● **Work task**: Could you print each entry below verbatim while omitting the pictures?
::: Material provided
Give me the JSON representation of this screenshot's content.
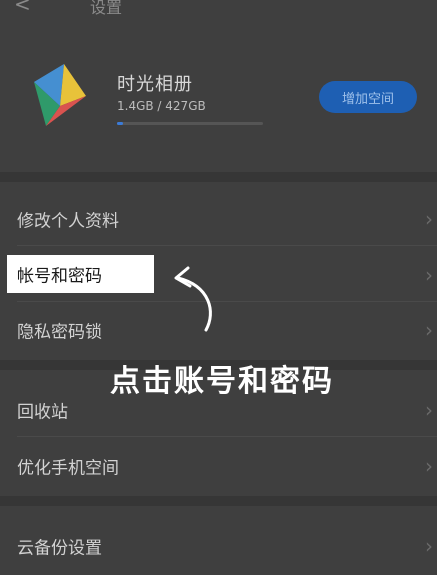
{
  "header": {
    "back_glyph": "<",
    "title": "设置"
  },
  "album": {
    "name": "时光相册",
    "usage": "1.4GB / 427GB",
    "usage_fraction": 0.0033,
    "add_space_label": "增加空间"
  },
  "menu": {
    "edit_profile": "修改个人资料",
    "account_password": "帐号和密码",
    "privacy_lock": "隐私密码锁",
    "recycle_bin": "回收站",
    "optimize_space": "优化手机空间",
    "cloud_backup": "云备份设置"
  },
  "overlay": {
    "caption": "点击账号和密码"
  },
  "colors": {
    "background": "#3f3f3f",
    "accent": "#1e5fb3"
  }
}
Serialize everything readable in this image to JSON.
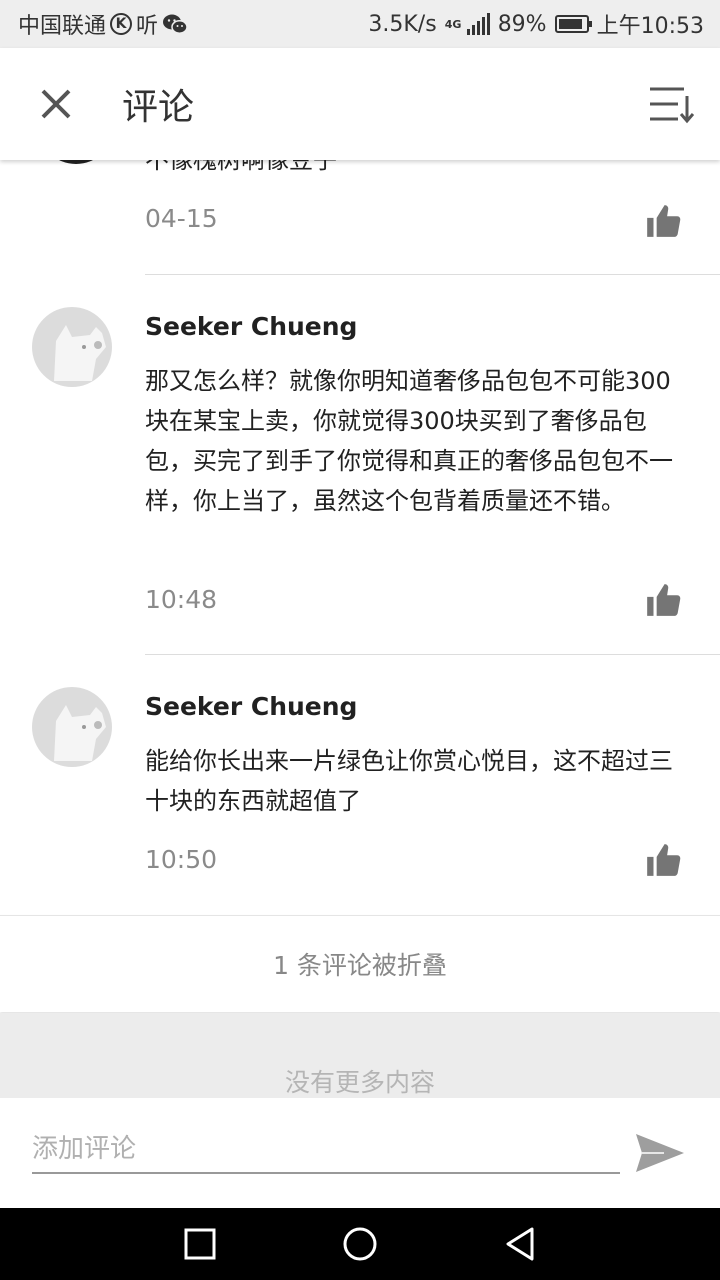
{
  "status_bar": {
    "carrier": "中国联通",
    "k_badge": "K",
    "app_label": "听",
    "speed": "3.5K/s",
    "network": "4G",
    "battery": "89%",
    "battery_level": 0.89,
    "time": "上午10:53"
  },
  "app_bar": {
    "title": "评论",
    "close_icon": "close-icon",
    "sort_icon": "sort-icon"
  },
  "comments": [
    {
      "author": "",
      "text": "不像槐树啊像豆子",
      "time": "04-15",
      "like_icon": "thumbs-up-icon"
    },
    {
      "author": "Seeker Chueng",
      "text": "那又怎么样？就像你明知道奢侈品包包不可能300块在某宝上卖，你就觉得300块买到了奢侈品包包，买完了到手了你觉得和真正的奢侈品包包不一样，你上当了，虽然这个包背着质量还不错。",
      "time": "10:48",
      "like_icon": "thumbs-up-icon"
    },
    {
      "author": "Seeker Chueng",
      "text": "能给你长出来一片绿色让你赏心悦目，这不超过三十块的东西就超值了",
      "time": "10:50",
      "like_icon": "thumbs-up-icon"
    }
  ],
  "folded_notice": "1 条评论被折叠",
  "no_more": "没有更多内容",
  "comment_input": {
    "placeholder": "添加评论",
    "value": ""
  },
  "nav": {
    "recent_icon": "square-icon",
    "home_icon": "circle-icon",
    "back_icon": "triangle-back-icon"
  },
  "colors": {
    "status_bg": "#eeeeee",
    "muted_text": "#8a8a8a",
    "icon_gray": "#757575",
    "nomore_bg": "#ececec"
  }
}
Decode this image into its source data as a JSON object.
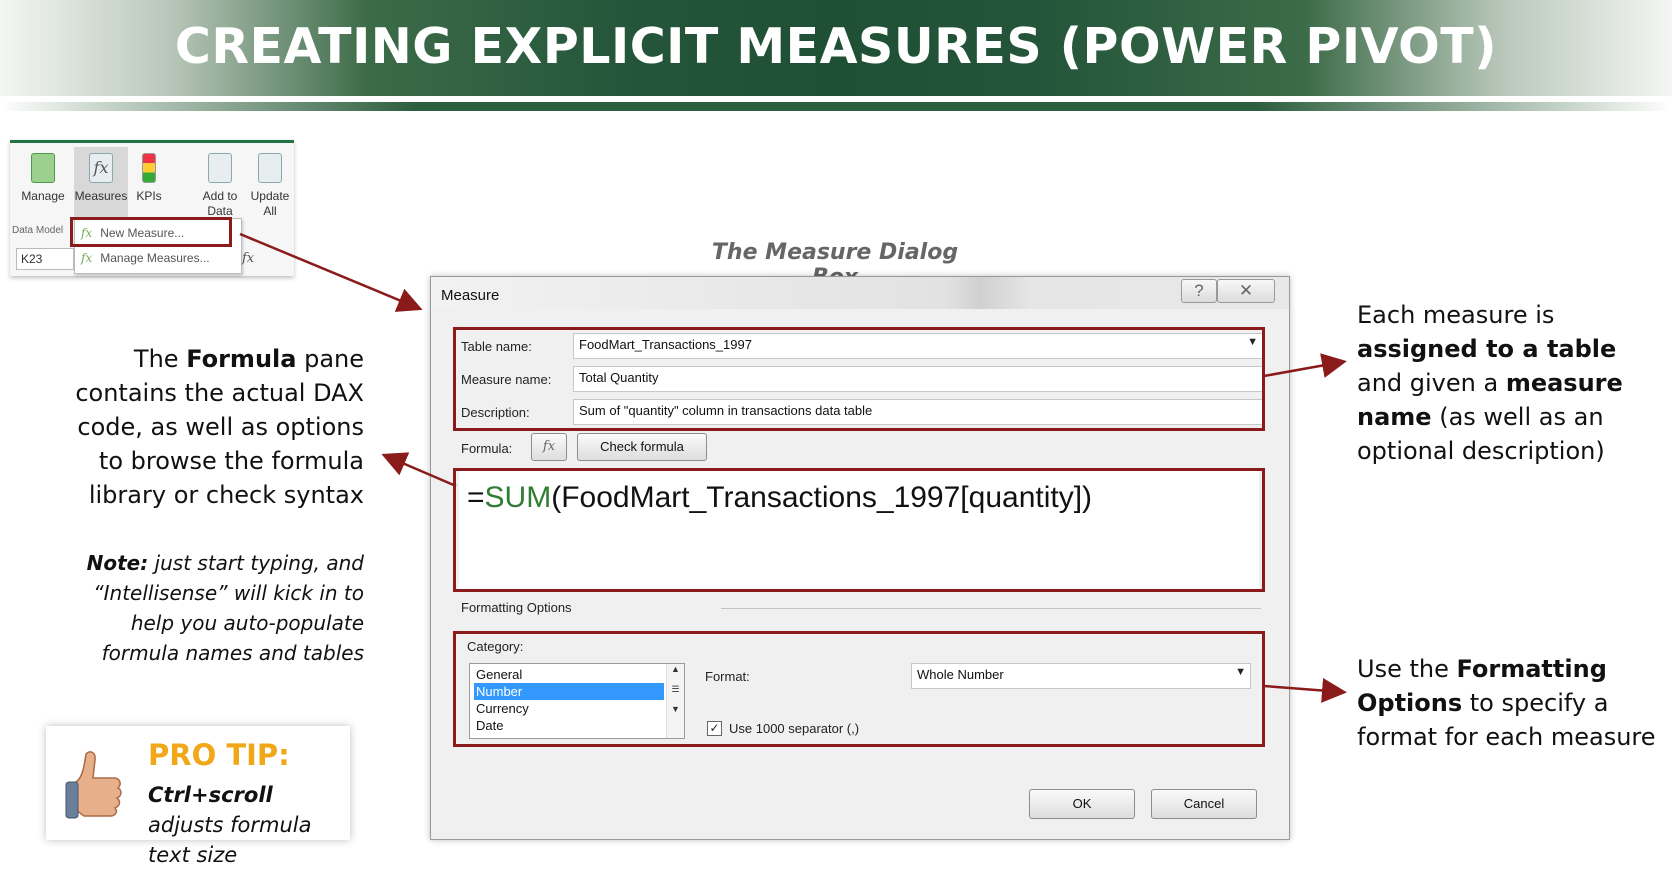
{
  "slide": {
    "title": "CREATING EXPLICIT MEASURES (POWER PIVOT)"
  },
  "ribbon": {
    "buttons": [
      {
        "label": "Manage",
        "icon": "manage-icon"
      },
      {
        "label": "Measures",
        "icon": "fx-icon",
        "sublabel": "▾"
      },
      {
        "label": "KPIs",
        "icon": "kpi-icon",
        "sublabel": "▾"
      },
      {
        "label": "Add to",
        "label2": "Data Model",
        "icon": "add-to-data-model-icon"
      },
      {
        "label": "Update",
        "label2": "All",
        "icon": "update-all-icon"
      }
    ],
    "group_label": "Data Model",
    "menu": {
      "new_measure": "New Measure...",
      "manage_measures": "Manage Measures..."
    },
    "name_box": "K23",
    "fx": "fx"
  },
  "caption": "The Measure Dialog Box",
  "dialog": {
    "title": "Measure",
    "help_glyph": "?",
    "close_glyph": "✕",
    "table_name_label": "Table name:",
    "table_name_value": "FoodMart_Transactions_1997",
    "measure_name_label": "Measure name:",
    "measure_name_value": "Total Quantity",
    "description_label": "Description:",
    "description_value": "Sum of \"quantity\" column in transactions data table",
    "formula_label": "Formula:",
    "fx_button": "fx",
    "check_formula_button": "Check formula",
    "formula": {
      "prefix": "=",
      "function": "SUM",
      "rest": "(FoodMart_Transactions_1997[quantity])"
    },
    "formatting_options_label": "Formatting Options",
    "category_label": "Category:",
    "category_items": [
      "General",
      "Number",
      "Currency",
      "Date"
    ],
    "category_selected": "Number",
    "format_label": "Format:",
    "format_value": "Whole Number",
    "separator_checkbox_label": "Use 1000 separator (,)",
    "separator_checked": true,
    "ok_button": "OK",
    "cancel_button": "Cancel"
  },
  "annotations": {
    "formula_pane": [
      "The ",
      "Formula",
      " pane contains the actual DAX code, as well as options to browse the formula library or check syntax"
    ],
    "note_label": "Note:",
    "note_text": " just start typing, and “Intellisense” will kick in to help you auto-populate formula names and tables",
    "table_assign": {
      "t1": "Each measure is ",
      "b1": "assigned to a table",
      "t2": " and given a ",
      "b2": "measure name",
      "t3": " (as well as an optional description)"
    },
    "formatting": {
      "t1": "Use the ",
      "b1": "Formatting Options",
      "t2": " to specify a format for each measure"
    }
  },
  "pro_tip": {
    "title": "PRO TIP:",
    "bold": "Ctrl+scroll",
    "text": " adjusts formula text size"
  },
  "colors": {
    "banner_green": "#1f4f34",
    "highlight_red": "#8b1a1a",
    "formula_function_green": "#2e7d32",
    "pro_tip_orange": "#f0a818",
    "selection_blue": "#3399ff"
  }
}
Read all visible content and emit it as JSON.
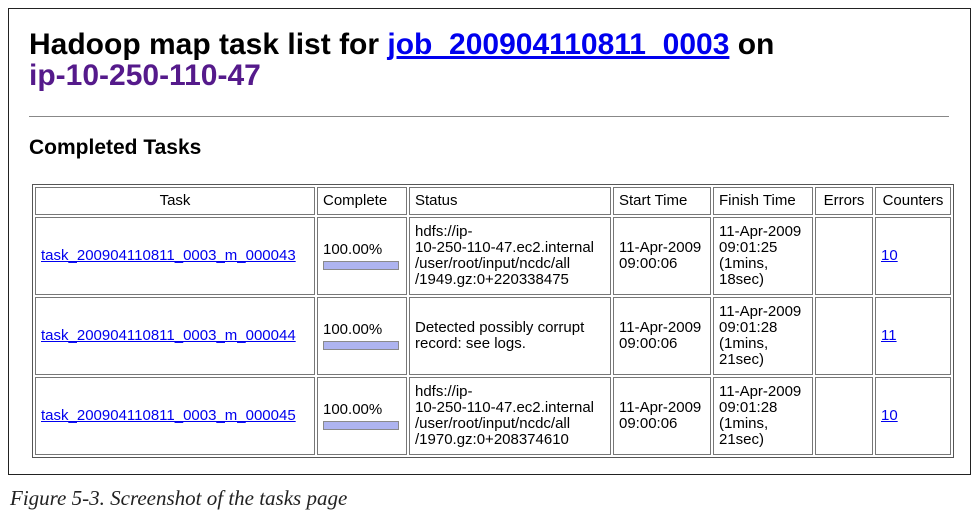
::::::
● **Written response**:
Give me the JSON representation of this screenshot's content.
{
  "header": {
    "back_glyph": "<",
    "title": "设置"
  },
  "album": {
    "name": "时光相册",
    "usage": "1.4GB / 427GB",
    "usage_fraction": 0.0033,
    "add_space_label": "增加空间"
  },
  "menu": {
    "edit_profile": "修改个人资料",
    "account_password": "帐号和密码",
    "privacy_lock": "隐私密码锁",
    "recycle_bin": "回收站",
    "optimize_space": "优化手机空间",
    "cloud_backup": "云备份设置"
  },
  "overlay": {
    "caption": "点击账号和密码"
  },
  "colors": {
    "background": "#3f3f3f",
    "accent": "#1e5fb3"
  }
}
Serialize everything readable in this image to JSON.
{
  "status_bar": {
    "carrier": "中国联通",
    "k_badge": "K",
    "app_label": "听",
    "speed": "3.5K/s",
    "network": "4G",
    "battery": "89%",
    "battery_level": 0.89,
    "time": "上午10:53"
  },
  "app_bar": {
    "title": "评论",
    "close_icon": "close-icon",
    "sort_icon": "sort-icon"
  },
  "comments": [
    {
      "author": "",
      "text": "不像槐树啊像豆子",
      "time": "04-15",
      "like_icon": "thumbs-up-icon"
    },
    {
      "author": "Seeker Chueng",
      "text": "那又怎么样？就像你明知道奢侈品包包不可能300块在某宝上卖，你就觉得300块买到了奢侈品包包，买完了到手了你觉得和真正的奢侈品包包不一样，你上当了，虽然这个包背着质量还不错。",
      "time": "10:48",
      "like_icon": "thumbs-up-icon"
    },
    {
      "author": "Seeker Chueng",
      "text": "能给你长出来一片绿色让你赏心悦目，这不超过三十块的东西就超值了",
      "time": "10:50",
      "like_icon": "thumbs-up-icon"
    }
  ],
  "folded_notice": "1 条评论被折叠",
  "no_more": "没有更多内容",
  "comment_input": {
    "placeholder": "添加评论",
    "value": ""
  },
  "nav": {
    "recent_icon": "square-icon",
    "home_icon": "circle-icon",
    "back_icon": "triangle-back-icon"
  },
  "colors": {
    "status_bg": "#eeeeee",
    "muted_text": "#8a8a8a",
    "icon_gray": "#757575",
    "nomore_bg": "#ececec"
  }
}
Decode this image into its source data as a JSON object.
{
  "slide": {
    "title": "CREATING EXPLICIT MEASURES (POWER PIVOT)"
  },
  "ribbon": {
    "buttons": [
      {
        "label": "Manage",
        "icon": "manage-icon"
      },
      {
        "label": "Measures",
        "icon": "fx-icon",
        "sublabel": "▾"
      },
      {
        "label": "KPIs",
        "icon": "kpi-icon",
        "sublabel": "▾"
      },
      {
        "label": "Add to",
        "label2": "Data Model",
        "icon": "add-to-data-model-icon"
      },
      {
        "label": "Update",
        "label2": "All",
        "icon": "update-all-icon"
      }
    ],
    "group_label": "Data Model",
    "menu": {
      "new_measure": "New Measure...",
      "manage_measures": "Manage Measures..."
    },
    "name_box": "K23",
    "fx": "fx"
  },
  "caption": "The Measure Dialog Box",
  "dialog": {
    "title": "Measure",
    "help_glyph": "?",
    "close_glyph": "✕",
    "table_name_label": "Table name:",
    "table_name_value": "FoodMart_Transactions_1997",
    "measure_name_label": "Measure name:",
    "measure_name_value": "Total Quantity",
    "description_label": "Description:",
    "description_value": "Sum of \"quantity\" column in transactions data table",
    "formula_label": "Formula:",
    "fx_button": "fx",
    "check_formula_button": "Check formula",
    "formula": {
      "prefix": "=",
      "function": "SUM",
      "rest": "(FoodMart_Transactions_1997[quantity])"
    },
    "formatting_options_label": "Formatting Options",
    "category_label": "Category:",
    "category_items": [
      "General",
      "Number",
      "Currency",
      "Date"
    ],
    "category_selected": "Number",
    "format_label": "Format:",
    "format_value": "Whole Number",
    "separator_checkbox_label": "Use 1000 separator (,)",
    "separator_checked": true,
    "ok_button": "OK",
    "cancel_button": "Cancel"
  },
  "annotations": {
    "formula_pane": [
      "The ",
      "Formula",
      " pane contains the actual DAX code, as well as options to browse the formula library or check syntax"
    ],
    "note_label": "Note:",
    "note_text": " just start typing, and “Intellisense” will kick in to help you auto-populate formula names and tables",
    "table_assign": {
      "t1": "Each measure is ",
      "b1": "assigned to a table",
      "t2": " and given a ",
      "b2": "measure name",
      "t3": " (as well as an optional description)"
    },
    "formatting": {
      "t1": "Use the ",
      "b1": "Formatting Options",
      "t2": " to specify a format for each measure"
    }
  },
  "pro_tip": {
    "title": "PRO TIP:",
    "bold": "Ctrl+scroll",
    "text": " adjusts formula text size"
  },
  "colors": {
    "banner_green": "#1f4f34",
    "highlight_red": "#8b1a1a",
    "formula_function_green": "#2e7d32",
    "pro_tip_orange": "#f0a818",
    "selection_blue": "#3399ff"
  }
}
Read all visible content and emit it as JSON.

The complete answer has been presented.